WESTBROOK – Maine has earned a dubious distinction.
Maine is the only state in the nation where the people’s representatives have approved health care expansion under the Affordable Care Act but it will not become law because of a governor’s veto. In fact, Gov. Paul LePage has now vetoed it twice.
The debate in the Legislature was filled with tired, overworked talking points that the opposition used to insult the work ethic of low-income Mainers. One representative even sarcastically referred to health care for the poor as a “roach motel.”
The most distressing tactic — one embraced enthusiastically by the governor and his supporters — pit low-income Mainers against seniors and people with disabilities. Their argument went this way: Maine should not accept the federal dollars already set aside for residents until the state Department of Health and Human Services clears its waiting lists for certain other services.
Well, that might sound good to some, but actually these issues are unrelated. Tying them together isn’t even comparing apples to oranges. It’s more like comparing apples to tennis balls.
No one disagrees that the DHHS needs to address its waiting lists. But we can’t have an honest debate or find an honest solution unless we are first honest about the facts.
The individuals on the waiting lists have health insurance, have coverage for their medical needs and would undoubtedly benefit from the mostly nonmedical services like residential and homemaker support for which they’re waiting.
Reducing waiting lists for these important services isn’t just a matter of the state finding the funding. Hundreds of people have not yet been deemed eligible, and many of the services have caps imposed by the federal government.

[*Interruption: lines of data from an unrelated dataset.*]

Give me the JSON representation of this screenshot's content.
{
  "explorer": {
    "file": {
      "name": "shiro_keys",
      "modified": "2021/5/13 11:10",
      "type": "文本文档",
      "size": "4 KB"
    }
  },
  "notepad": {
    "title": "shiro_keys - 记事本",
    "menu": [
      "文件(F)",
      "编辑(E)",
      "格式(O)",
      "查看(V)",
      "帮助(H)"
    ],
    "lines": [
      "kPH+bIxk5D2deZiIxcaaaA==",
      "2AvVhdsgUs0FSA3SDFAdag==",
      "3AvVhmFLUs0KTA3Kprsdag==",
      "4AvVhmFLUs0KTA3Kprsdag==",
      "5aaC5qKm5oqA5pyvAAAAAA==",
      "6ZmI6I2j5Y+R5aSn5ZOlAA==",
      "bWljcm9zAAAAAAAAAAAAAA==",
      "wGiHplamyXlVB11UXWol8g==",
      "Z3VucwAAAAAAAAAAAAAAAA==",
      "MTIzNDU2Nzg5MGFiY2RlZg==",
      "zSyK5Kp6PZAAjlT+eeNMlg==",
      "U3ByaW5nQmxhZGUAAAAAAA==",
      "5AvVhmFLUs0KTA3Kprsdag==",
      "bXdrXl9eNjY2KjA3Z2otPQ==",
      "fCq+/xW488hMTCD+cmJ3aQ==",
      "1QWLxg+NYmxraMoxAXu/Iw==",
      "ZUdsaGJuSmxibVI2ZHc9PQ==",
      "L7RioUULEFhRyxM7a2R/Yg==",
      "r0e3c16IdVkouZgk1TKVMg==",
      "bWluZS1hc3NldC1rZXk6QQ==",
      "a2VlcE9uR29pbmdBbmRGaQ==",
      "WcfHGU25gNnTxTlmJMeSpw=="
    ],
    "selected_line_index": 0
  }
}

Mainers should resoundingly reject attempts to use Maine’s most vulnerable citizens as pawns to further a tea party agenda fueled by hate for Obamacare. It is not a choice, as some would have us believe, between low-income people receiving cancer treatment and seniors receiving services that allow them to live at home. We need to do both.
This administration wants you to believe that serving seniors and Mainers with disabilities is a high priority. Don’t forget that its budget proposal slashed programs for these Mainers, including the state’s prescription drug program for 80,000 low-income seniors; community mental health services required by court order, and dental services for more than 3,000 Mainers with severe disabilities. Fortunately, the Legislature restored these funds and overrode the governor’s budget veto.
So let’s be honest and clear that rejecting federal health care funds under the ACA will do nothing to speed up services for people on the waiting lists.
The rejection does mean that 25,000 low-income Mainers will lose insurance Jan. 1. Their numbers include 10,500 people with annual incomes less than $11,490 and 14,500 parents earning less than $15,856 — carpenters, lobstermen, retail clerks, hairdressers, hotel custodians and, in a cruelly ironic twist, health care workers who provide day-to-day services for seniors and people with disabilities.
Some of the people who will lose insurance are currently battling severe and chronic illness like cancer, diabetes and heart disease. Losing insurance means they will lose access to doctors, medicine and therapy.
Another 45,000 Mainers making less than $15,856 who could have had health insurance will not receive it.
In all, Maine has passed on the opportunity to provide health coverage to 70,000 of its low-income residents. For approximately 35,000 people, there are absolutely no options for affordable health care. They will be eligible for neither MaineCare nor subsidies through the new federal exchange.
The many Mainers who fought hard to embrace this opportunity are sorely disappointed. But this issue is too important to the health and security of Maine people and Maine’s economy to be abandoned.
The fight for health care for our family, friends and neighbors will not stop just because we lost this session’s battle in Augusta. We will continue working for affordable health care — not just because it’s good public policy but because it is also the right thing to do for the people of Maine.
Rep. Drew Gattine, D-Westbrook, is a first-term legislator and a Health and Human Services Committee member. He is a health care executive with more than 20 years’ experience helping state Medicaid agencies manage their programs.